Hello, it would be best if you were a peanut butter enthusiast, and, wow, have you come to the right location. This pound cake is like no different pound cake. It’s HUGE for starters and – get equipped – has peanut butter inside the cube, peanut butter chips, and a peanut butter glaze. Did we add sufficient peanut butter for you? Lord, I hope so. Sorry for the long bake time because the smell might be devastating while you wait. But it’s so really worth it!
Make the cake: Preheat oven to 350°. Grease a nine” tube pan with cooking spray in a massive bowl; using a hand mixer (or within the bowl of a stand mixer), beat together butter and sugars until mild and fluffy. Add peanut butter and beat until included. Add eggs separately, beating nicely after each addition. Add vanilla and blend until blended.
In another big bowl, whisk collectively three cups flour, baking powder, and salt. Add 1/2 of the dry elements to wet substances, beating till merely mixed. Pour in milk and blend until absolutely integrated, then upload last dry ingredients and stir till only blended.
In a small bowl, toss chocolate chips, peanut butter chips, and a last tablespoon of flour together, then fold into batter.
Pour batter into prepared pan and clean top with a rubber spatula. Bake until a toothpick inserted into the center of the cake comes out smooth, about 1 hour and 30 minutes. Let cool in pan 10 mins, then invert onto a cooling rack to chill absolutely.
Make the glaze: Whisk collectively powdered sugar, milk, peanut butter, and vanilla. Pour over cooled cake and top with mini chocolate chips.
Mariah Carey or Marie Curie? A not-so-commonplace blend-up, but one which saw quite the birthday blunder.
In a tweet, author Harriet Alida Lye explained that her cousin, Siobhan, told her colleagues in England she wanted a cake with singer Mariah Carey’s face on it — a superbly affordable request for one’s birthday.
You’d think one of the international’s maximum recognizable pop stars would be a bit of, uh, cake for the majority to organize, however in this situation, Lye’s cousin received a cake offering Noble Prize-triumphing Polish, French-naturalised physicist Marie Curie.
“They misunderstood, and [this] is the cake they made her as a substitute,” Lye wrote. “It’s Marie Curie, looking very festive.”

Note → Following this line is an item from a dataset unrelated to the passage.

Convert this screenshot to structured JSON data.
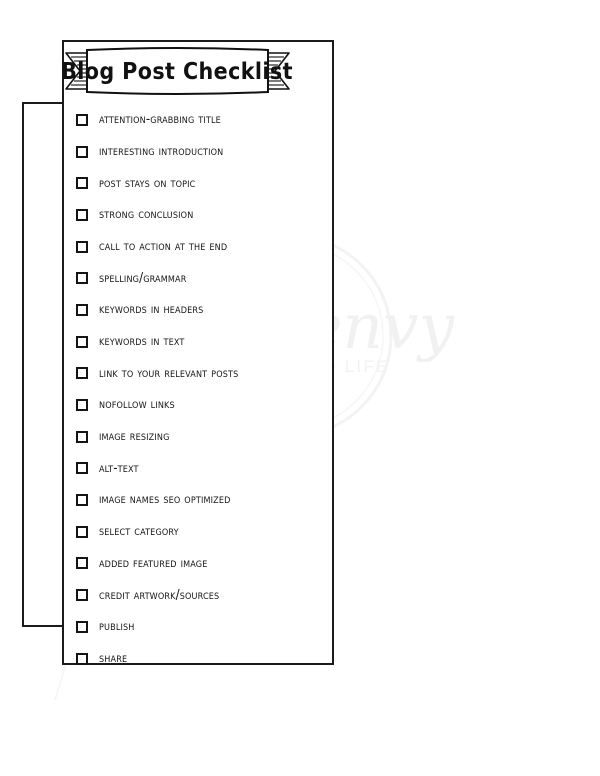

120g butter softened
200g caster sugar
1 tsp vanilla extract
Three organic egg whites
150g simple flour
50g ground almonds
1½ tsp baking powder
Pinch of sea salt
1 cup prosecco, at room temperature
Freshly grated zest of one lemon
Two small ripe pears, peeled and cored, and reduce into 2cm chunks
150g butter softened
2 cups icing sugar
30ml prosecco, at room temp
1 tsp vanilla extract
Freshly grated zest of ½ lemon
A handful of white sugar pearls (non-obligatory)
Preheat the oven to a 180C fan bake. Line 2 x 22cm diameter cake tins.
In the bowl of an electric-powered mixer, cream the butter and sugar until faded, light, and fluffy. Add the vanilla and then the eggs whites separately.
In three change additions, sift the flour, ground almonds, baking powder, and salt into the combination, alongside the prosecco and lemon zest (the slow additions will stop the aggregate from curdling). Stop your electric mixer as soon as all of the ingredients are combined, do now not over blend.
Divide the batter flippantly among the two tins. Dot the pear chunks into every layer.
Bake for a half-hour or until golden in color and springy to touch. Allow the desserts to cool for around 10 minutes earlier than turning out onto a cooling rack.
Meanwhile, make the prosecco buttercream: in the bowl of an electric mixer, beat butter and icing sugar. Gradually add within the prosecco, vanilla, and lemon zest and keep beating until smooth and creamy.
Once the desserts are thoroughly cooled, practice a layer of icing to 1 cake and place the other on the pinnacle. Decorate as preferred.
Serve at room temperature. Refrigerate in an airtight box for up to three days.